May 10, 2018
Autumn update from the National Wilding Conifer Control Programme
Summer's control went as planned
Unlike last year, weather conditions over summer were favourable for wilding control and there were no adverse natural events (earthquakes or floods) affecting operations. This combined with the commitment of management agencies, contractors and land occupiers has meant that control operations are progressing largely as planned and to budget.
Programme partners in Southland and Otago made a good start in two of the five new Management Units added to the programme this year (2017/18):
Mid-Dome: The Mid-Dome area in Southland has a significant wildings problem despite community groups working hard on containment over many years. The funding injection from the national programme is making a major difference towards removing significant remaining seed sources and halting the spread. This year wildings are being controlled by a combination of boom-spraying (302ha) and supporting ground control operations.
The Lammermoors: Control operations have been completed in the designated control area (41,000ha approx.). This was made possible by a strong partnership approach to funding. Of the $400,000 budget for control operations, the national programme contributed around 60 percent with landowners, Land Information New Zealand (LINZ), Otago Regional Council and community trusts contributing the rest. Control in this management unit focussed on removing relatively early infestations that if left would affect extensive farming, conservation land, dryland landscapes and vulnerable water catchments - including Dunedin’s water supply.
Consultation – creating an independent stakeholder group
A proposal from the NZ Wilding Conifer Management Group Committee and the national programme’s Stakeholder Advisory Group to establish a new and merged independent advisory group has been released for consultation.

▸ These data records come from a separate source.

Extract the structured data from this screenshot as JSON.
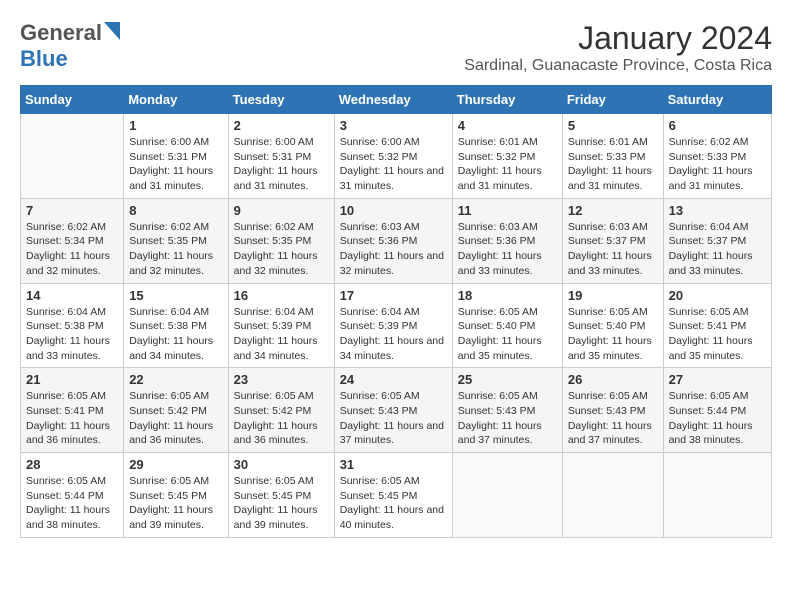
{
  "logo": {
    "general": "General",
    "blue": "Blue"
  },
  "title": "January 2024",
  "subtitle": "Sardinal, Guanacaste Province, Costa Rica",
  "weekdays": [
    "Sunday",
    "Monday",
    "Tuesday",
    "Wednesday",
    "Thursday",
    "Friday",
    "Saturday"
  ],
  "weeks": [
    [
      {
        "day": "",
        "sunrise": "",
        "sunset": "",
        "daylight": ""
      },
      {
        "day": "1",
        "sunrise": "Sunrise: 6:00 AM",
        "sunset": "Sunset: 5:31 PM",
        "daylight": "Daylight: 11 hours and 31 minutes."
      },
      {
        "day": "2",
        "sunrise": "Sunrise: 6:00 AM",
        "sunset": "Sunset: 5:31 PM",
        "daylight": "Daylight: 11 hours and 31 minutes."
      },
      {
        "day": "3",
        "sunrise": "Sunrise: 6:00 AM",
        "sunset": "Sunset: 5:32 PM",
        "daylight": "Daylight: 11 hours and 31 minutes."
      },
      {
        "day": "4",
        "sunrise": "Sunrise: 6:01 AM",
        "sunset": "Sunset: 5:32 PM",
        "daylight": "Daylight: 11 hours and 31 minutes."
      },
      {
        "day": "5",
        "sunrise": "Sunrise: 6:01 AM",
        "sunset": "Sunset: 5:33 PM",
        "daylight": "Daylight: 11 hours and 31 minutes."
      },
      {
        "day": "6",
        "sunrise": "Sunrise: 6:02 AM",
        "sunset": "Sunset: 5:33 PM",
        "daylight": "Daylight: 11 hours and 31 minutes."
      }
    ],
    [
      {
        "day": "7",
        "sunrise": "Sunrise: 6:02 AM",
        "sunset": "Sunset: 5:34 PM",
        "daylight": "Daylight: 11 hours and 32 minutes."
      },
      {
        "day": "8",
        "sunrise": "Sunrise: 6:02 AM",
        "sunset": "Sunset: 5:35 PM",
        "daylight": "Daylight: 11 hours and 32 minutes."
      },
      {
        "day": "9",
        "sunrise": "Sunrise: 6:02 AM",
        "sunset": "Sunset: 5:35 PM",
        "daylight": "Daylight: 11 hours and 32 minutes."
      },
      {
        "day": "10",
        "sunrise": "Sunrise: 6:03 AM",
        "sunset": "Sunset: 5:36 PM",
        "daylight": "Daylight: 11 hours and 32 minutes."
      },
      {
        "day": "11",
        "sunrise": "Sunrise: 6:03 AM",
        "sunset": "Sunset: 5:36 PM",
        "daylight": "Daylight: 11 hours and 33 minutes."
      },
      {
        "day": "12",
        "sunrise": "Sunrise: 6:03 AM",
        "sunset": "Sunset: 5:37 PM",
        "daylight": "Daylight: 11 hours and 33 minutes."
      },
      {
        "day": "13",
        "sunrise": "Sunrise: 6:04 AM",
        "sunset": "Sunset: 5:37 PM",
        "daylight": "Daylight: 11 hours and 33 minutes."
      }
    ],
    [
      {
        "day": "14",
        "sunrise": "Sunrise: 6:04 AM",
        "sunset": "Sunset: 5:38 PM",
        "daylight": "Daylight: 11 hours and 33 minutes."
      },
      {
        "day": "15",
        "sunrise": "Sunrise: 6:04 AM",
        "sunset": "Sunset: 5:38 PM",
        "daylight": "Daylight: 11 hours and 34 minutes."
      },
      {
        "day": "16",
        "sunrise": "Sunrise: 6:04 AM",
        "sunset": "Sunset: 5:39 PM",
        "daylight": "Daylight: 11 hours and 34 minutes."
      },
      {
        "day": "17",
        "sunrise": "Sunrise: 6:04 AM",
        "sunset": "Sunset: 5:39 PM",
        "daylight": "Daylight: 11 hours and 34 minutes."
      },
      {
        "day": "18",
        "sunrise": "Sunrise: 6:05 AM",
        "sunset": "Sunset: 5:40 PM",
        "daylight": "Daylight: 11 hours and 35 minutes."
      },
      {
        "day": "19",
        "sunrise": "Sunrise: 6:05 AM",
        "sunset": "Sunset: 5:40 PM",
        "daylight": "Daylight: 11 hours and 35 minutes."
      },
      {
        "day": "20",
        "sunrise": "Sunrise: 6:05 AM",
        "sunset": "Sunset: 5:41 PM",
        "daylight": "Daylight: 11 hours and 35 minutes."
      }
    ],
    [
      {
        "day": "21",
        "sunrise": "Sunrise: 6:05 AM",
        "sunset": "Sunset: 5:41 PM",
        "daylight": "Daylight: 11 hours and 36 minutes."
      },
      {
        "day": "22",
        "sunrise": "Sunrise: 6:05 AM",
        "sunset": "Sunset: 5:42 PM",
        "daylight": "Daylight: 11 hours and 36 minutes."
      },
      {
        "day": "23",
        "sunrise": "Sunrise: 6:05 AM",
        "sunset": "Sunset: 5:42 PM",
        "daylight": "Daylight: 11 hours and 36 minutes."
      },
      {
        "day": "24",
        "sunrise": "Sunrise: 6:05 AM",
        "sunset": "Sunset: 5:43 PM",
        "daylight": "Daylight: 11 hours and 37 minutes."
      },
      {
        "day": "25",
        "sunrise": "Sunrise: 6:05 AM",
        "sunset": "Sunset: 5:43 PM",
        "daylight": "Daylight: 11 hours and 37 minutes."
      },
      {
        "day": "26",
        "sunrise": "Sunrise: 6:05 AM",
        "sunset": "Sunset: 5:43 PM",
        "daylight": "Daylight: 11 hours and 37 minutes."
      },
      {
        "day": "27",
        "sunrise": "Sunrise: 6:05 AM",
        "sunset": "Sunset: 5:44 PM",
        "daylight": "Daylight: 11 hours and 38 minutes."
      }
    ],
    [
      {
        "day": "28",
        "sunrise": "Sunrise: 6:05 AM",
        "sunset": "Sunset: 5:44 PM",
        "daylight": "Daylight: 11 hours and 38 minutes."
      },
      {
        "day": "29",
        "sunrise": "Sunrise: 6:05 AM",
        "sunset": "Sunset: 5:45 PM",
        "daylight": "Daylight: 11 hours and 39 minutes."
      },
      {
        "day": "30",
        "sunrise": "Sunrise: 6:05 AM",
        "sunset": "Sunset: 5:45 PM",
        "daylight": "Daylight: 11 hours and 39 minutes."
      },
      {
        "day": "31",
        "sunrise": "Sunrise: 6:05 AM",
        "sunset": "Sunset: 5:45 PM",
        "daylight": "Daylight: 11 hours and 40 minutes."
      },
      {
        "day": "",
        "sunrise": "",
        "sunset": "",
        "daylight": ""
      },
      {
        "day": "",
        "sunrise": "",
        "sunset": "",
        "daylight": ""
      },
      {
        "day": "",
        "sunrise": "",
        "sunset": "",
        "daylight": ""
      }
    ]
  ]
}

When the Programme team reviewed its first year of operations, it was felt we could improve how we engaged with our advisory groups - in particular the Stakeholder Advisory Group (SAG). Similarly, with the advent of the national programme in 2016, the New Zealand Wilding Conifer Management Group (NZWCMG) agreed to review its future role and functions.
Both developments provided an excellent and timely opportunity to look at wilding conifer management and the engagement with stakeholders. Therefore, since late 2017, the NZWCMG committee and the national programme’s SAG have been exploring options.
Comments on the proposal are encouraged. All questions and responses can be directed to firstname.lastname@example.org . Consultation closes 5pm Thursday 31 May.
A ‘one-stop-shop’ wildings website
The revamped wildingconifers.org.nz site is now live. This is designed as a ‘one-stop-shop’ for all those affected by and interested in wilding conifers. The site includes updates from the national programme, guidance for land holders, science research activities, wildings control good practice guides, links to the Wilding Conifer Information System, and a range of other information. We will continue to make improvements to the site over coming months.
Recording & reporting wilding information
The Wilding Conifer Information System (WCIS) holds information about infestations, operational areas and activities, and will give everyone a more accurate and detailed picture of the wilding problem across the country in a single database.
While we are still migrating data from DOC, regional councils and New Zealand Defence Force, we have rolled out the System’s recording and reporting functions. This is a rather large milestone, so congratulations to all involved.
From the end of April 2018 Regional Fund Holders must enter their field data through this System, so replacing existing paper-based field data reporting methods. LINZ has been training Regional Fund Managers to use the WCIS for recording and reporting their data.
All Management Unit boundaries set
The Programme has worked with councils, Department of Conservation (DOC) and LINZ to finish defining the Management Units for wilding conifer control across all regions of New Zealand. This lays one of the foundations for planning future operational priorities, budgeting and progress reporting.
Tree weed exemption round closing 30 June
The next tree weed exemption application opened on 15 March 2018 and runs until 30 June 2019. Tree weeds can spread and damage the recreational, ecological or economic value of land. Exemptions allow landowners to deforest pre-1990 forest land that contains tree weeds such as wilding pines without incurring a liability under the Emissions Trading Scheme.
You can apply or find out more about tree weed exemptions here.
National Programme Annual Report 2016/17
The first Annual Report from the National Wilding Conifer Control Programme is now available – Annual Report 2016/17.
A hard copy of the Annual Report is available, by request, from Jessica.Balfour@mpi.govt.nz